Your goal:
Please write back every entry exactly, character for character.

Provided data:
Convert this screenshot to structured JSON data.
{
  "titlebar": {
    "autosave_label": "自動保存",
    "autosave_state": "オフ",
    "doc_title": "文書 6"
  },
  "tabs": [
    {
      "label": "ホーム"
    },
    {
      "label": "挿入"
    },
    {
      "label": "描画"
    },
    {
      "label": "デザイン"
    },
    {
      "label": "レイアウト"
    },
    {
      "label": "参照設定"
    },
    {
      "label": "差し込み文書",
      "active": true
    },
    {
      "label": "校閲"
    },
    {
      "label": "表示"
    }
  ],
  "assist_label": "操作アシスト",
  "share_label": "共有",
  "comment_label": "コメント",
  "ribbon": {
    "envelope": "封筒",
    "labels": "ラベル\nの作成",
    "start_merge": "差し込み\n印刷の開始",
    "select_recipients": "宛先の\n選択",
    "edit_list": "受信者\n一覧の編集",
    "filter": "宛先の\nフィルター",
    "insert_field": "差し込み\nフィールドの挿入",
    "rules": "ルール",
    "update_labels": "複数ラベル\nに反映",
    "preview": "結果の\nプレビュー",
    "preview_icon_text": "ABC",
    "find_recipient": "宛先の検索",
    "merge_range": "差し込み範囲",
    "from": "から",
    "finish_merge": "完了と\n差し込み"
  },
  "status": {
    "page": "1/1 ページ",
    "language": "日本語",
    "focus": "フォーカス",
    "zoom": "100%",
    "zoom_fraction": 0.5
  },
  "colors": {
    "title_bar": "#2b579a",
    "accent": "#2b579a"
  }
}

Result below:
Convert this screenshot to structured JSON data.
{
  "titlebar": {
    "autosave_label": "自動保存",
    "autosave_state": "オフ",
    "doc_title": "文書 6"
  },
  "tabs": [
    {
      "label": "ホーム"
    },
    {
      "label": "挿入"
    },
    {
      "label": "描画"
    },
    {
      "label": "デザイン"
    },
    {
      "label": "レイアウト"
    },
    {
      "label": "参照設定"
    },
    {
      "label": "差し込み文書",
      "active": true
    },
    {
      "label": "校閲"
    },
    {
      "label": "表示"
    }
  ],
  "assist_label": "操作アシスト",
  "share_label": "共有",
  "comment_label": "コメント",
  "ribbon": {
    "envelope": "封筒",
    "labels": "ラベル\nの作成",
    "start_merge": "差し込み\n印刷の開始",
    "select_recipients": "宛先の\n選択",
    "edit_list": "受信者\n一覧の編集",
    "filter": "宛先の\nフィルター",
    "insert_field": "差し込み\nフィールドの挿入",
    "rules": "ルール",
    "update_labels": "複数ラベル\nに反映",
    "preview": "結果の\nプレビュー",
    "preview_icon_text": "ABC",
    "find_recipient": "宛先の検索",
    "merge_range": "差し込み範囲",
    "from": "から",
    "finish_merge": "完了と\n差し込み"
  },
  "status": {
    "page": "1/1 ページ",
    "language": "日本語",
    "focus": "フォーカス",
    "zoom": "100%",
    "zoom_fraction": 0.5
  },
  "colors": {
    "title_bar": "#2b579a",
    "accent": "#2b579a"
  }
}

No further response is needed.